Click above for a 700 x 700 pixel version
A computer rendering made from a 3D model of Michelangelo's David. The model
was built by scanning the statue using a laser triangulation rangefinder and
assembling the resulting range images to form a seamless polygon mesh. The
mesh contains 8 million polygons, each about 2.0 mm in size. The raw data from
which the mesh was built contains 2 billion polygons, representing range
samples spaced 0.25 mm apart on the statue surface. Although we also digitized
the statue's color, the veining and reflectance shown here are artificial. The

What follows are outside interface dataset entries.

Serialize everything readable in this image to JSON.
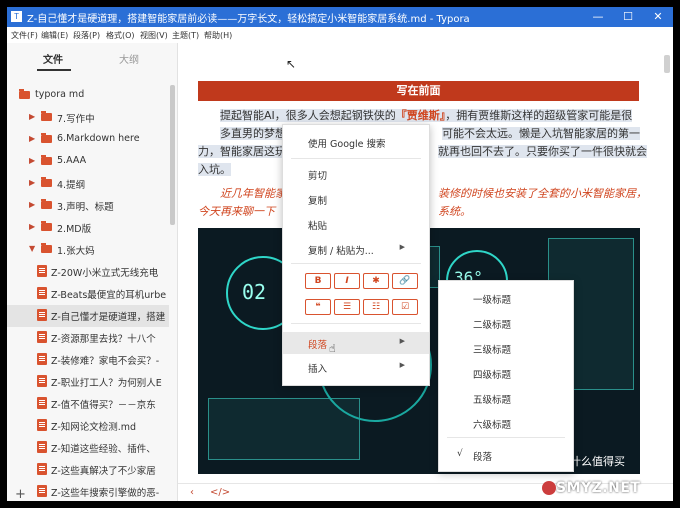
{
  "window": {
    "title": "Z-自己懂才是硬道理，搭建智能家居前必读——万字长文，轻松搞定小米智能家居系统.md - Typora",
    "app_icon": "T",
    "controls": {
      "minimize": "—",
      "maximize": "☐",
      "close": "✕"
    }
  },
  "menubar": [
    "文件(F)",
    "编辑(E)",
    "段落(P)",
    "格式(O)",
    "视图(V)",
    "主题(T)",
    "帮助(H)"
  ],
  "sidebar": {
    "tabs": [
      "文件",
      "大纲"
    ],
    "tree": [
      {
        "label": "typora md",
        "kind": "folder",
        "arrow": "▼",
        "level": 0
      },
      {
        "label": "7.写作中",
        "kind": "folder",
        "arrow": "▶",
        "level": 1
      },
      {
        "label": "6.Markdown here",
        "kind": "folder",
        "arrow": "▶",
        "level": 1
      },
      {
        "label": "5.AAA",
        "kind": "folder",
        "arrow": "▶",
        "level": 1
      },
      {
        "label": "4.提纲",
        "kind": "folder",
        "arrow": "▶",
        "level": 1
      },
      {
        "label": "3.声明、标题",
        "kind": "folder",
        "arrow": "▶",
        "level": 1
      },
      {
        "label": "2.MD版",
        "kind": "folder",
        "arrow": "▶",
        "level": 1
      },
      {
        "label": "1.张大妈",
        "kind": "folder",
        "arrow": "▼",
        "level": 1
      },
      {
        "label": "Z-20W小米立式无线充电",
        "kind": "doc",
        "level": 2
      },
      {
        "label": "Z-Beats最便宜的耳机urbe",
        "kind": "doc",
        "level": 2
      },
      {
        "label": "Z-自己懂才是硬道理，搭建",
        "kind": "doc",
        "level": 2,
        "selected": true
      },
      {
        "label": "Z-资源那里去找？十八个",
        "kind": "doc",
        "level": 2
      },
      {
        "label": "Z-装修难？家电不会买？-",
        "kind": "doc",
        "level": 2
      },
      {
        "label": "Z-职业打工人？为何别人E",
        "kind": "doc",
        "level": 2
      },
      {
        "label": "Z-值不值得买？－－京东",
        "kind": "doc",
        "level": 2
      },
      {
        "label": "Z-知网论文检测.md",
        "kind": "doc",
        "level": 2
      },
      {
        "label": "Z-知道这些经验、插件、",
        "kind": "doc",
        "level": 2
      },
      {
        "label": "Z-这些真解决了不少家居",
        "kind": "doc",
        "level": 2
      },
      {
        "label": "Z-这些年搜索引擎做的恶-",
        "kind": "doc",
        "level": 2
      }
    ],
    "add": "+"
  },
  "editor": {
    "banner": "写在前面",
    "para1_pre": "提起智能AI，很多人会想起钢铁侠的",
    "para1_red": "『贾维斯』",
    "para1_post": "，拥有贾维斯这样的超级管家可能是很多直男的梦想，",
    "para1_line2b": "可能不会太远。懒是入坑智能家居的第一动",
    "para1_line3a": "力，智能家居这玩",
    "para1_line3b": "就再也回不去了。只要你买了一件很快就会",
    "para1_line4": "入坑。",
    "para2_a": "近几年智能家",
    "para2_b": "装修的时候也安装了全套的小米智能家居，",
    "para2_c": "今天再来聊一下",
    "para2_d": "系统。",
    "figure_watermark": "什么值得买",
    "figure_clock": "02",
    "figure_temp": "36°",
    "bottom_left": "‹",
    "bottom_code": "</>"
  },
  "context_menu": {
    "search": "使用 Google 搜索",
    "cut": "剪切",
    "copy": "复制",
    "paste": "粘贴",
    "copy_paste_as": "复制 / 粘贴为...",
    "format_buttons": [
      "B",
      "I",
      "✱",
      "🔗"
    ],
    "list_buttons": [
      "❝",
      "☰",
      "☷",
      "☑"
    ],
    "paragraph": "段落",
    "insert": "插入",
    "submenu_arrow": "▶"
  },
  "submenu": {
    "items": [
      "一级标题",
      "二级标题",
      "三级标题",
      "四级标题",
      "五级标题",
      "六级标题"
    ],
    "checked_item": "段落",
    "check_mark": "√"
  },
  "site_watermark": "SMYZ.NET",
  "colors": {
    "accent": "#c0391c",
    "titlebar": "#2b6fd6",
    "icon_red": "#d9532f"
  }
}
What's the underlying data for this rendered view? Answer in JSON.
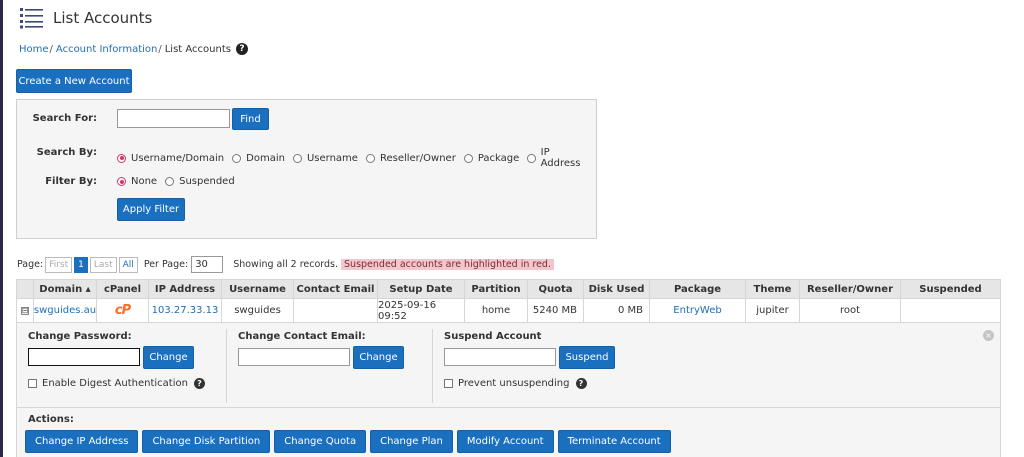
{
  "page": {
    "title": "List Accounts",
    "icon": "list-accounts-icon"
  },
  "breadcrumb": {
    "items": [
      "Home",
      "Account Information",
      "List Accounts"
    ],
    "sep": "/",
    "help": "?"
  },
  "create_button": "Create a New Account",
  "search": {
    "search_for_label": "Search For:",
    "search_value": "",
    "find_label": "Find",
    "search_by_label": "Search By:",
    "search_by_options": [
      "Username/Domain",
      "Domain",
      "Username",
      "Reseller/Owner",
      "Package",
      "IP Address"
    ],
    "filter_by_label": "Filter By:",
    "filter_by_options": [
      "None",
      "Suspended"
    ],
    "apply_label": "Apply Filter"
  },
  "pager": {
    "page_label": "Page:",
    "first": "First",
    "current": "1",
    "last": "Last",
    "all": "All",
    "per_page_label": "Per Page:",
    "per_page_value": "30",
    "records_text": "Showing all 2 records.",
    "suspended_note": "Suspended accounts are highlighted in red."
  },
  "table": {
    "columns": [
      "",
      "Domain ▴",
      "cPanel",
      "IP Address",
      "Username",
      "Contact Email",
      "Setup Date",
      "Partition",
      "Quota",
      "Disk Used",
      "Package",
      "Theme",
      "Reseller/Owner",
      "Suspended"
    ],
    "row": {
      "expander": "⊟",
      "domain": "swguides.au",
      "cpanel": "cP",
      "ip": "103.27.33.13",
      "username": "swguides",
      "contact_email": "",
      "setup_date": "2025-09-16 09:52",
      "partition": "home",
      "quota": "5240 MB",
      "disk_used": "0 MB",
      "package": "EntryWeb",
      "theme": "jupiter",
      "owner": "root",
      "suspended": ""
    }
  },
  "detail": {
    "change_password_label": "Change Password:",
    "change_password_value": "",
    "change_button": "Change",
    "digest_label": "Enable Digest Authentication",
    "contact_email_label": "Change Contact Email:",
    "contact_email_value": "",
    "contact_change_button": "Change",
    "suspend_label": "Suspend Account",
    "suspend_value": "",
    "suspend_button": "Suspend",
    "prevent_label": "Prevent unsuspending",
    "help": "?",
    "close": "×",
    "actions_label": "Actions:",
    "actions": [
      "Change IP Address",
      "Change Disk Partition",
      "Change Quota",
      "Change Plan",
      "Modify Account",
      "Terminate Account"
    ]
  },
  "colors": {
    "primary": "#1a6fbf",
    "link": "#1f6fb5",
    "radio_selected": "#d6336c",
    "suspended_highlight": "#f3c6cb",
    "cpanel_orange": "#ff6c2c"
  }
}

rendering includes simulated subsurface scattering, but with arbitrary
parameters. Thanks to Henrik Wann Jensen for computing this image.
Proc. SIGGRAPH 2000
We describe a hardware and software system for digitizing the shape and color of large fragile objects under non-laboratory conditions. Our system employs laser triangulation rangefinders, laser time-of-flight rangefinders, digital still cameras, and a suite of software for acquiring, aligning, merging, and viewing scanned data. As a demonstration of this system, we digitized 10 statues by Michelangelo, including the well-known figure of David, two building interiors, and all 1,163 extant fragments of the Forma Urbis Romae, a giant marble map of ancient Rome. Our largest single dataset is of the David - 2 billion polygons and 7,000 color images. In this paper, we discuss the challenges we faced in building this system, the solutions we employed, and the lessons we learned. We focus in particular on the unusual design of our laser triangulation scanner and on the algorithms and software we developed for handling very large scanned models.